Stroke Risk in Women Rises With Recurrent Miscarriages, Stillbirth

Researchers sought to evaluate the associations between infertility, recurrent miscarriage, and stillbirth and the risk for stroke.

Infertility, miscarriage, and stillbirth are correlated with an increased risk for stroke, with the strongest association observed in women with recurrent miscarriages and stillbirth, according to study findings published in The British Medical Journal.

Previous studies have shown that the relationship between infertility, miscarriage, and stillbirth in relation to risk for stroke has been inconclusive. Additionally, the evidence for associations between infertility and adverse pregnancy outcomes (miscarriage and stillbirth) and the different types of stroke (nonfatal and fatal) has been limited.

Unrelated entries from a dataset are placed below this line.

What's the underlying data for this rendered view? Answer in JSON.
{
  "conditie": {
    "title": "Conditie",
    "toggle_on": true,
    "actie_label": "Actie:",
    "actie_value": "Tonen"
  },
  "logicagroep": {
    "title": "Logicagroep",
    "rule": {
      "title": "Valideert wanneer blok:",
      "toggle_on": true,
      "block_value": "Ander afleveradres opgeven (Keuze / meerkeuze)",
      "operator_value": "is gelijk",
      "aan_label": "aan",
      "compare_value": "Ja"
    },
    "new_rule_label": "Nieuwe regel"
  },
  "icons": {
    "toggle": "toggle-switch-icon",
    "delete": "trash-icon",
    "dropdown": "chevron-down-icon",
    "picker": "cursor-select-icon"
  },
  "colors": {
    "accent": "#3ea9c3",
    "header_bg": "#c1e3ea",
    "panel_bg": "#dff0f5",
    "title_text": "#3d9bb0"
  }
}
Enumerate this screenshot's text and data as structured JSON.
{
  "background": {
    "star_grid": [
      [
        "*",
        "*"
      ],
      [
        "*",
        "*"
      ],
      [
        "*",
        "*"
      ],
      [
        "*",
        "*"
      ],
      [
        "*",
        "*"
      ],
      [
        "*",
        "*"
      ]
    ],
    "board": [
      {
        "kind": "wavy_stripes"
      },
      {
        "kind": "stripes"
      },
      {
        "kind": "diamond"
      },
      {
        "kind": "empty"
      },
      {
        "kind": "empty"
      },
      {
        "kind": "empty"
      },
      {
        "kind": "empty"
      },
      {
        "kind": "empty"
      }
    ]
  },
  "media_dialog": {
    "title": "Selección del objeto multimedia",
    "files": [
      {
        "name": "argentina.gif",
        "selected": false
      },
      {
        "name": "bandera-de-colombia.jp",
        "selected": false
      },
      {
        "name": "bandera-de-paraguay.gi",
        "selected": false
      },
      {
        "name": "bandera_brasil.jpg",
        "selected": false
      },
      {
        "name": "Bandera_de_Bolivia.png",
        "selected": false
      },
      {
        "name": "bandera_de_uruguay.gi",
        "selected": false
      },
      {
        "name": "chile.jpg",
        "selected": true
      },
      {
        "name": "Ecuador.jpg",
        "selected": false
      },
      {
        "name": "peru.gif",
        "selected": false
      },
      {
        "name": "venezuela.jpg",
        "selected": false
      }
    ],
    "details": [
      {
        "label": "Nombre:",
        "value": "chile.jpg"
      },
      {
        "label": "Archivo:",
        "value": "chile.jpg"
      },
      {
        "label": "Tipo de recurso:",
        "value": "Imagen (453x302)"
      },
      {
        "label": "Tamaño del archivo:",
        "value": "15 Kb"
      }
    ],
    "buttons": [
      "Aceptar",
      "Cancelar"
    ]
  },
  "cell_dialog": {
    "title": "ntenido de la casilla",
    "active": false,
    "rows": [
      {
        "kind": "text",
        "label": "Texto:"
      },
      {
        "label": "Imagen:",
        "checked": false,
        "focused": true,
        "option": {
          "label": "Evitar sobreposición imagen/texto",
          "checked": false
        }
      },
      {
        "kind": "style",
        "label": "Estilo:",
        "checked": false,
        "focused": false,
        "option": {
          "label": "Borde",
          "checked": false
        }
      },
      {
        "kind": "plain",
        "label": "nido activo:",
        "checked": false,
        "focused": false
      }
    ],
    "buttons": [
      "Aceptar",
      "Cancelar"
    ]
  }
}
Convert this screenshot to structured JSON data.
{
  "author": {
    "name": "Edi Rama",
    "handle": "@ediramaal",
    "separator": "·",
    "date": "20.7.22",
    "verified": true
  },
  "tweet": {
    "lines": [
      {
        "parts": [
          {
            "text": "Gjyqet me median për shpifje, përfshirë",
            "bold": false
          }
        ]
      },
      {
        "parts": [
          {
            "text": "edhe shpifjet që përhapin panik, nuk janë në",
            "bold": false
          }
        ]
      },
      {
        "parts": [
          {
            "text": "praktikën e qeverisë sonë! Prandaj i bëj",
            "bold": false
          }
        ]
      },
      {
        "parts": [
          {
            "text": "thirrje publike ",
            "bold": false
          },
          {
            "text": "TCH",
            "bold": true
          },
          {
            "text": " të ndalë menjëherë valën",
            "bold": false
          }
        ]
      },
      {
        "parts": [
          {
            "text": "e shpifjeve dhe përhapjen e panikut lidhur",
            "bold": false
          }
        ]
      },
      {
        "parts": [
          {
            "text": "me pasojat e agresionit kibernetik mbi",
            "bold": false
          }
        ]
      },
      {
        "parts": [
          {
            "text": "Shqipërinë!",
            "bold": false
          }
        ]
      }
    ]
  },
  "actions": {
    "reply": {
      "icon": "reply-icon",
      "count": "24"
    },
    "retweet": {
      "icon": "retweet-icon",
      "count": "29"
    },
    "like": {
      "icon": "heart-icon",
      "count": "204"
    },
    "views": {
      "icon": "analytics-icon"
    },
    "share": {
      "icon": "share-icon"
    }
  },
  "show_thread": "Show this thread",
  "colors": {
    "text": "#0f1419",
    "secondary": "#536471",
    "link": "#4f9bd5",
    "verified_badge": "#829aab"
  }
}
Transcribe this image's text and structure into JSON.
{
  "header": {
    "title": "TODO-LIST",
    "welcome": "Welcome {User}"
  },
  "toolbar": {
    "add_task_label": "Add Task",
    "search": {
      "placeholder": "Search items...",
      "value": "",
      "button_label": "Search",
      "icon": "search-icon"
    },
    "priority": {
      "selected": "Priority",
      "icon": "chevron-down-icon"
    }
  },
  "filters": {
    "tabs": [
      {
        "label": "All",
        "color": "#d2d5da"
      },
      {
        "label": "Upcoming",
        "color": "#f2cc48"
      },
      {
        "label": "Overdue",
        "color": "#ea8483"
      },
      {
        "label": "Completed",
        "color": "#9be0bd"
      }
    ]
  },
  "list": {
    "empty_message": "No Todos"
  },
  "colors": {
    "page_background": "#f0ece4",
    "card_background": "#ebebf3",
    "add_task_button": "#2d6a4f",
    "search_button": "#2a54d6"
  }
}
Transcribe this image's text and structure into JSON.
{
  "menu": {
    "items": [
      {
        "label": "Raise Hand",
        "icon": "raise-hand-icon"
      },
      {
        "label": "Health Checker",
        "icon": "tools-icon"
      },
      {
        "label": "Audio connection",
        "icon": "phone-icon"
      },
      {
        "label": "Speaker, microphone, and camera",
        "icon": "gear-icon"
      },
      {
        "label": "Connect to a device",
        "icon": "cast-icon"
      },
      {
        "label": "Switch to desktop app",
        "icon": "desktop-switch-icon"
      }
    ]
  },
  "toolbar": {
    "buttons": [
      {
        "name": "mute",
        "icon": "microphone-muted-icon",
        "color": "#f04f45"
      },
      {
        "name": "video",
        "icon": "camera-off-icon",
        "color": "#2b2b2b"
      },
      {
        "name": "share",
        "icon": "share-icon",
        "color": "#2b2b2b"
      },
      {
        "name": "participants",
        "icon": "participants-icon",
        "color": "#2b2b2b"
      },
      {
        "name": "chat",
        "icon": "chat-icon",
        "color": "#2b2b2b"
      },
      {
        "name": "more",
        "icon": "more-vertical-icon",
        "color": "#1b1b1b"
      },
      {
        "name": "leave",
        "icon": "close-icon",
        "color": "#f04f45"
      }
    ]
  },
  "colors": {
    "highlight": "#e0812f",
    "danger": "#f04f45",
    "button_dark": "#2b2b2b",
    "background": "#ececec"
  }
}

The objective of this study was to demonstrate the relationship between adverse pregnancy outcomes and the risk for first nonfatal and fatal stroke, further assessed by subtype.

Researchers collected data across 7 countries (Australia, China, Japan, the Netherlands, Sweden, the United Kingdom, and the United States) that participated in the International Collaboration for a Life Course Approach to Reproductive Health and Chronic Disease Events (InterLACE) consortium. The studies in this consortium ran from 1990 to the early 2000s, with the exception of the British cohort, where participant data was collected from 1946. Reproductive information and covariates were collected through questionnaires at baseline, with some studies collecting follow-up survey information.

Miscarriages were categorized into 4 categories (0, 1, 2, ≥3) and stillbirths were categorized into 3 categories (0, 1, ≥2).  Recurrent miscarriages were defined as at least 3 miscarriages and recurrent stillbirths were defined as at least 2 stillbirths.

Researchers identified first nonfatal stroke events through self-reported questionnaires and through hospital documentation. Strokes were classified using the International Classification of Diseases (ICD)-9 and ICD-10.

Researchers generated Kaplan-Meier survival curves to represent the probability of stroke in women without infertility, miscarriage, or stillbirth. Survival time models were adjusted for a history of oral contraceptive use and hormone replacement therapies at baseline. Cox proportional hazards survival time models were used to estimate associations between infertility, adverse pregnancy outcomes, and stroke outcomes (first nonfatal stroke, fatal stroke, or stroke subtypes).

The study included 618,851 participants with a history of infertility, adverse pregnancy outcomes, and at least 1 stroke outcome. The ages of participants ranged from 32 to 73 years at the start of the study and a majority of participants were White (81.66%).

The median follow-up for nonfatal stroke was 13 years (interquartile range, 12-14) and for fatal stroke was 9.4 years (interquartile range, 7.6-13). First nonfatal stroke was documented in 9265 (2.8%) participants and 4003 (0.7%) participants experienced a fatal stroke.

Researchers found an association between infertility and increased risk for nonfatal stroke (hazard ratio [HR], 1.14; 95% CI, 1.08-1.20). They also observed an association between miscarriages and increased risk for nonfatal stroke (HR, 1.35; 95% CI, 1.27-1.44) and fatal stroke (HR, 1.82; 95% CI, 1.58-2.10). 

The researchers found that women with stillbirths were at a 31% higher risk for nonfatal stroke (HR, 1.31; 95% CI, 1.10-1.5) and that women who had recurrent stillbirths had a 26% greater chance of higher risk for fatal stroke (HR, 1.26; 95% CI, 1.15-1.39).

A single stroke subtype (nonfatal ischemic stroke or fatal hemorrhagic stroke, respectively) was strongly associated with infertility and recurrent stillbirths. In contrast, both types of stroke (nonfatal or fatal) were associated with a risk for recurrent miscarriages.

The study had several limitations, the researchers acknowledged. There is the potential of a recall bias — data on infertility, miscarriage, and stillbirth were collected via questionnaires. Furthermore, the studies may have included different definitions of infertility, miscarriage, and stillbirth, leading women to report their reproductive history based on their understanding of these definitions. Also, there was limited data on the different causes or treatments related to each woman’s reproductive history, the researchers stated.

They concluded, “A history of recurrent miscarriages and death or loss of a baby before or during birth should be considered a female specific risk factor for stroke. Early monitoring of women with recurrent miscarriages or stillbirths and tailored healthy lifestyle interventions are recommended to lower the risk of stroke.”


Liang C, Chung HF, Dobson AJ, et al. Infertility, recurrent pregnancy loss, and risk of stroke: pooled analysis of individual patient data of 618 851 women. BMJ. Published online June 22, 2022. doi:10.1136/bmj-2022-070603